• **Assignment**
Which lines in the entries below contain the string "header"? Show each of them in full.
BEGIN Data listing
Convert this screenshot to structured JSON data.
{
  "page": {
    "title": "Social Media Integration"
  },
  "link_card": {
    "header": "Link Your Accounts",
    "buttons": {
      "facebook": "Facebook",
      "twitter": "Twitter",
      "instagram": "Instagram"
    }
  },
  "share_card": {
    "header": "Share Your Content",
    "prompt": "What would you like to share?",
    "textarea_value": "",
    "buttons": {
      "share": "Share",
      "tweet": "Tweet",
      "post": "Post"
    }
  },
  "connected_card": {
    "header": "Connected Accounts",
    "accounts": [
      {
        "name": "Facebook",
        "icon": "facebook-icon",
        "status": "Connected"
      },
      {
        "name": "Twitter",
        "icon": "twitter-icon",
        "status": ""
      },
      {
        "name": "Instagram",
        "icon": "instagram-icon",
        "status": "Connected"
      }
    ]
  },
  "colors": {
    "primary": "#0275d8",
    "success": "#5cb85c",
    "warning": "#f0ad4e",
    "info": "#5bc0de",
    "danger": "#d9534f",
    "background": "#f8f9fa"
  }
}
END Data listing
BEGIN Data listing
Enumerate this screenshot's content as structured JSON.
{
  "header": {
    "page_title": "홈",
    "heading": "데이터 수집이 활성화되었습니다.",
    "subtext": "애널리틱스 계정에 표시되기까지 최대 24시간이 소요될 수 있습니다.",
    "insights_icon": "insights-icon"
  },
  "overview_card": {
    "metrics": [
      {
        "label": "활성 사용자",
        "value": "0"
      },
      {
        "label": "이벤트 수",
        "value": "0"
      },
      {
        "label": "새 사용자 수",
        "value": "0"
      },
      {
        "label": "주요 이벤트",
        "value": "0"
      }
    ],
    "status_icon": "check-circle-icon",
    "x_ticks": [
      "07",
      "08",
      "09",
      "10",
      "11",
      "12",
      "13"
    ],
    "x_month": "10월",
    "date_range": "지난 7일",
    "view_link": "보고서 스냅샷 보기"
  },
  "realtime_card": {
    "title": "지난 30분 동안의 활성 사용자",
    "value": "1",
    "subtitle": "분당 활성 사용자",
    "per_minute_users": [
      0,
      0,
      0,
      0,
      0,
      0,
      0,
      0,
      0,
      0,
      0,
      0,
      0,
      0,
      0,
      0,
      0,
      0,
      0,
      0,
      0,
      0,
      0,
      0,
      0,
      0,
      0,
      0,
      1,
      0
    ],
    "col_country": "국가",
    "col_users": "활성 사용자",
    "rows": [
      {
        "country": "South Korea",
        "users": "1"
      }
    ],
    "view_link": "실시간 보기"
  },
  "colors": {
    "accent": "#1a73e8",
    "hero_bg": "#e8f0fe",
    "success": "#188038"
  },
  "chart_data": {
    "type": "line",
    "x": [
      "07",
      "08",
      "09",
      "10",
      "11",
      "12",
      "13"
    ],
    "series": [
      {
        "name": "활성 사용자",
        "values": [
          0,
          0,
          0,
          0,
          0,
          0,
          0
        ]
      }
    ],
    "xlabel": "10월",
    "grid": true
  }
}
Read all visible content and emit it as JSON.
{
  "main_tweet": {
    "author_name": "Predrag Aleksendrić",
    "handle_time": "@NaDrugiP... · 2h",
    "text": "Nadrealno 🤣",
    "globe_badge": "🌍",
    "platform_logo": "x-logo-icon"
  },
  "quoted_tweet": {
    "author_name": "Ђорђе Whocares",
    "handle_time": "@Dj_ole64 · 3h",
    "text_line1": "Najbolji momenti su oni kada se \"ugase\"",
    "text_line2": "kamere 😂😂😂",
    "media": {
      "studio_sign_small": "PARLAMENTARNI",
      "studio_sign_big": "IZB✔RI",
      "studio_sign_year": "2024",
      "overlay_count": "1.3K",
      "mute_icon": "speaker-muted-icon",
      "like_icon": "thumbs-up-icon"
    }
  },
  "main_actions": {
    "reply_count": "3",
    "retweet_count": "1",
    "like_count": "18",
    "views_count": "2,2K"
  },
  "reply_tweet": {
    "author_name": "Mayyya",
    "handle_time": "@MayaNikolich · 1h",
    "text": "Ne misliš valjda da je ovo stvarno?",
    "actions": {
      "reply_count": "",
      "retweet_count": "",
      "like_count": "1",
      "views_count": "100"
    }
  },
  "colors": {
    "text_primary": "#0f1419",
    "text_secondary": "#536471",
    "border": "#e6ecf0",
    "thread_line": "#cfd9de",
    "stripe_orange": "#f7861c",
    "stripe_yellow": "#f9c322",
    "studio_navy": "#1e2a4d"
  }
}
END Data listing
• **Task response**
    "header": "Link Your Accounts",
    "header": "Share Your Content",
    "header": "Connected Accounts",
  "header": {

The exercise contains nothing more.